Sustaining an abusive relationship for the sake of one’s children poses a complicated and difficult situation. Although it may seem like a good idea at the time, staying in such a relationship is usually not in the best interest of everyone involved, especially the kids.
If you or someone you know is enduring abuse, it is critical that you reach out for help. Domestic violence hotlines, shelters, and counselling services are all available to help victims of domestic violence leave abusive relationships and start over. The key to a better and more secured future lies in making sure everyone, from babies to adults, is safe.
Reasons why you shouldn’t stay:
- Physical Safety: Remaining in an abusive relationship endangers not only the adult victim but also any children in the home. It is important to prioritise the physical safety of everyone involved for their own well-being.
- Effect on Development: Exposure to abuse can have negative impacts on children’s emotional, cognitive, and social development. Problems with academic performance, inappropriate behaviour, and trouble developing healthy relationships are all possible outcomes.
- Modelling Unhealthy Relationships: Watching their parents relate to one another teaches children a lot about relationships. The child may learn that abusive behaviour is normal or acceptable if they remain exposed to unhealthy dynamics in an abusive relationship.
- Normalising Abuse: Children who are brought up in abusive environments could learn that abuse is common in romantic relationships. This normalisation has the potential to continue an abusive cycle across several generations.
- Effects on emotions and mental well-being: Negative effects on children’s mental health and emotional development can result from growing up in an abusive home. Experiencing or witnessing domestic violence can cause long-term trauma, anxiety, and depression.
- Escaping the Cycle: Leaving an abusive relationship can break the cycle of abuse for both the parent and the children.
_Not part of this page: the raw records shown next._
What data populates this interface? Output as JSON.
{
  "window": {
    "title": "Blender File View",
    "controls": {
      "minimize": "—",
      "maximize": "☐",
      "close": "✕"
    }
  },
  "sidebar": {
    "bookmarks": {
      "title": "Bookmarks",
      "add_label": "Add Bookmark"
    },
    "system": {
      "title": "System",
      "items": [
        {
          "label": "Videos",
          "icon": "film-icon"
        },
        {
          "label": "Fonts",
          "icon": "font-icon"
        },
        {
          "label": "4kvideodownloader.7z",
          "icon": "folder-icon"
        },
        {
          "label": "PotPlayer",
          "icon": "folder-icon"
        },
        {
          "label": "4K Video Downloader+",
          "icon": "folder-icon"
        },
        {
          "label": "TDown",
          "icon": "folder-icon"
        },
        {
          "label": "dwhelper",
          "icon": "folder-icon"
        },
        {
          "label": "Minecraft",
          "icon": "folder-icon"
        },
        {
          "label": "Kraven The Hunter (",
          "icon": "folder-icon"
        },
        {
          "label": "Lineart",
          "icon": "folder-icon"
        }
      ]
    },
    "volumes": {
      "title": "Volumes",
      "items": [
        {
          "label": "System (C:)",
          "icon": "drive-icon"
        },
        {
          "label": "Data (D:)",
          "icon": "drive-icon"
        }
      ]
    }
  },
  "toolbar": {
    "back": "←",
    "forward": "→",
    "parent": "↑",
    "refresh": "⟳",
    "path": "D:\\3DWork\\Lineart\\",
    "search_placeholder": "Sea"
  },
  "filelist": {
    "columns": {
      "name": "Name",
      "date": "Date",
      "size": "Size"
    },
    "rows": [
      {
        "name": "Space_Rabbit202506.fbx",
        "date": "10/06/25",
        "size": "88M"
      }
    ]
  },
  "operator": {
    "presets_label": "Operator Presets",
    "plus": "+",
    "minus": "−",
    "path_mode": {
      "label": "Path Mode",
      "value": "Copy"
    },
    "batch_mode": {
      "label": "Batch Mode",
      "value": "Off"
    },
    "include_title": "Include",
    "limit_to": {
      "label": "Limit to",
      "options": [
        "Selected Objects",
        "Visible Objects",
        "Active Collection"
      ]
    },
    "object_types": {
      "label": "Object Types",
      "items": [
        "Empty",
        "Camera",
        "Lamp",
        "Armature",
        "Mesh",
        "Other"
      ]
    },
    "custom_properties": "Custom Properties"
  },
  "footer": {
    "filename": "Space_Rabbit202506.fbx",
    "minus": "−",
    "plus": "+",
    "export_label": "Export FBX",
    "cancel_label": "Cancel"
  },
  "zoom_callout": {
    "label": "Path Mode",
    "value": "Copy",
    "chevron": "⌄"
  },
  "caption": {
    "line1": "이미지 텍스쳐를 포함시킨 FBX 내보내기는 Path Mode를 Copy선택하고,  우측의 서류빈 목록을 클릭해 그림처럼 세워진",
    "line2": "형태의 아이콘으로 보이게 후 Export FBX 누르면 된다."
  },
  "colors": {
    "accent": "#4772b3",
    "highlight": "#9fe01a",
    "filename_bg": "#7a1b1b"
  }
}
It provides an opportunity for healing, personal growth, and the chance to establish healthier relationships in the future.
- Limited Resources for Parenting: The mental and emotional energy that might be put towards being a good parent can be drained when dealing with abuse. Children flourish in settings where parents are able to provide stability, assistance, and affection.
- Legal and Social Consequences: Authorities may intervene in certain instances to protect the welfare of children, which could result in legal consequences for the parent who continues to be in an abusive relationship. If there are concerns regarding the safety of the children, child protective services may intervene.